On rare occasions, people have reported a bad experience with nitrous oxide. Usually this is due to oversedation – getting too much N2O in the mix.
This is easily reversible by reducing the amount of N2O. For example, a few people have reported auditory and “physical” hallucinations, dizziness, or vertigo. Don’t panic if you should experience this.
While these symptoms are usually due to the N2O concentration being too high for you, the machines used nowadays have built-in safety features preventing an accidental overdose. Nonetheless, these sensations can be unpleasant – let your dentist know asap about any unpleasant sensations or symptoms so that they can adjust the percentage of N2O.
Laughing, becoming giddy, crying, or uncoordinated movements are other signs that the NO2 concentration is too high, but these will easily be spotted by your dentist.

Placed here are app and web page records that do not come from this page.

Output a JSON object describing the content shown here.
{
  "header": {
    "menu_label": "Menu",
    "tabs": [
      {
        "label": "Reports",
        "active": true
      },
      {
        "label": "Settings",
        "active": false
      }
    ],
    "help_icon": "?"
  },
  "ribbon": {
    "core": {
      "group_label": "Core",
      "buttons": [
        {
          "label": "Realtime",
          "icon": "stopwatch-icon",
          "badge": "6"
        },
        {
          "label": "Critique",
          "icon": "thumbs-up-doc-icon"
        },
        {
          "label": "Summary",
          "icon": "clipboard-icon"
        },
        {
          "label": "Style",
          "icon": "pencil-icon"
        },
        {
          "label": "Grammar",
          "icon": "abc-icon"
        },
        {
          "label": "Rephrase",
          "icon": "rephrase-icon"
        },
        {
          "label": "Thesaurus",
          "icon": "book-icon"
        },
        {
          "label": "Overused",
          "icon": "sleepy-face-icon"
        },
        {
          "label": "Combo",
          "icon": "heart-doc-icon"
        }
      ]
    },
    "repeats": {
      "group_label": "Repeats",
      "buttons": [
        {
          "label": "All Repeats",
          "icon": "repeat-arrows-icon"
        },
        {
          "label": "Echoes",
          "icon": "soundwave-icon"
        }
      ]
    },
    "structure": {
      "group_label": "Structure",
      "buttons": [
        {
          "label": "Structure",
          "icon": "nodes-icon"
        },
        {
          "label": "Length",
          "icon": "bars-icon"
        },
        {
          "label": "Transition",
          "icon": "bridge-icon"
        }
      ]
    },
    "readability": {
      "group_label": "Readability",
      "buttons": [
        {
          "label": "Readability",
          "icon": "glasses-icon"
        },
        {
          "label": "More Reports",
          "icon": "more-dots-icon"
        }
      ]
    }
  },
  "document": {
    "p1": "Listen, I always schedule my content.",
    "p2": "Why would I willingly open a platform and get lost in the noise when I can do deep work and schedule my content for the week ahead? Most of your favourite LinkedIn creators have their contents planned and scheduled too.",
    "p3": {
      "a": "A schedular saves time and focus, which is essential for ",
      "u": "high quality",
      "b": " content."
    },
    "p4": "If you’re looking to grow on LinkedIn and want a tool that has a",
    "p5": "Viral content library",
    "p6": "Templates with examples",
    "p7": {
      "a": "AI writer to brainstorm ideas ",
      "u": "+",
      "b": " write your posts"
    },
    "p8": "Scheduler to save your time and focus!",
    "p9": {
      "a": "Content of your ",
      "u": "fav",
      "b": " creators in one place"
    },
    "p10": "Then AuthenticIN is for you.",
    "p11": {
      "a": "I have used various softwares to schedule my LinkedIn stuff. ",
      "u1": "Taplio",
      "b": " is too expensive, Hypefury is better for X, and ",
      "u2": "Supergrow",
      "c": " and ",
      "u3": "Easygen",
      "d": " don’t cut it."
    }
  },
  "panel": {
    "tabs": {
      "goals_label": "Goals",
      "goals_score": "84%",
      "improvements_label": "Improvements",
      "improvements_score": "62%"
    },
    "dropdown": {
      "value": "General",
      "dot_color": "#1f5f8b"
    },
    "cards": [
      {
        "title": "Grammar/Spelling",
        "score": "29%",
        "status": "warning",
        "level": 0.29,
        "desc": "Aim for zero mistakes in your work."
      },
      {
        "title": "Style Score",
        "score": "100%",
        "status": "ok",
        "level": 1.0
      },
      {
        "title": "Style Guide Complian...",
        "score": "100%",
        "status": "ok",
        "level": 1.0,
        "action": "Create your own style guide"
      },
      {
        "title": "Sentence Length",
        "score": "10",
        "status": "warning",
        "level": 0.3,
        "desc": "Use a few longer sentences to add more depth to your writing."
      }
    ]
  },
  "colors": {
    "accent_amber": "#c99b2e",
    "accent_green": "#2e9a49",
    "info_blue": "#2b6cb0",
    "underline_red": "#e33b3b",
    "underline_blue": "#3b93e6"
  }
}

Alternatively, just rip the mask off your nose!
Don’t confuse “dizziness” with the normal feeling of lightheadedness which many people who’ve never had N2O before experience after maybe 60 or 90 seconds. The feeling of lightheadedness will pass as the concentration of N2O is increased. Some experts in this field (e. g. Stanley Malamed) argue that nitrous oxide should always be “titrated”. This means gradually increasing the percentage of nitrous oxide in the N2O – O2 mix until a comfortable level is reached.
The reason why titration should ideally be used every single time is because of potential adverse effects in the event of oversedation (including flashbacks of traumatic past events, as well as physical ill-effects). However, other experts (e.g. Fred Quarnstrom) say that it’s ok to use a mix based on prior experience (a concentration which a particular patient has experienced as pleasant during previous appointments).
Quite a lot of dentists do this because it’s quicker. The problem with this approach is that tolerance can vary from visit to visit, depending on both psychological and physiological factors. What is experienced as pleasant varies from person to person and from day to day.
And once a person has been oversedated, they may come to dislike nitrous oxide so much that they don’t want to try it again.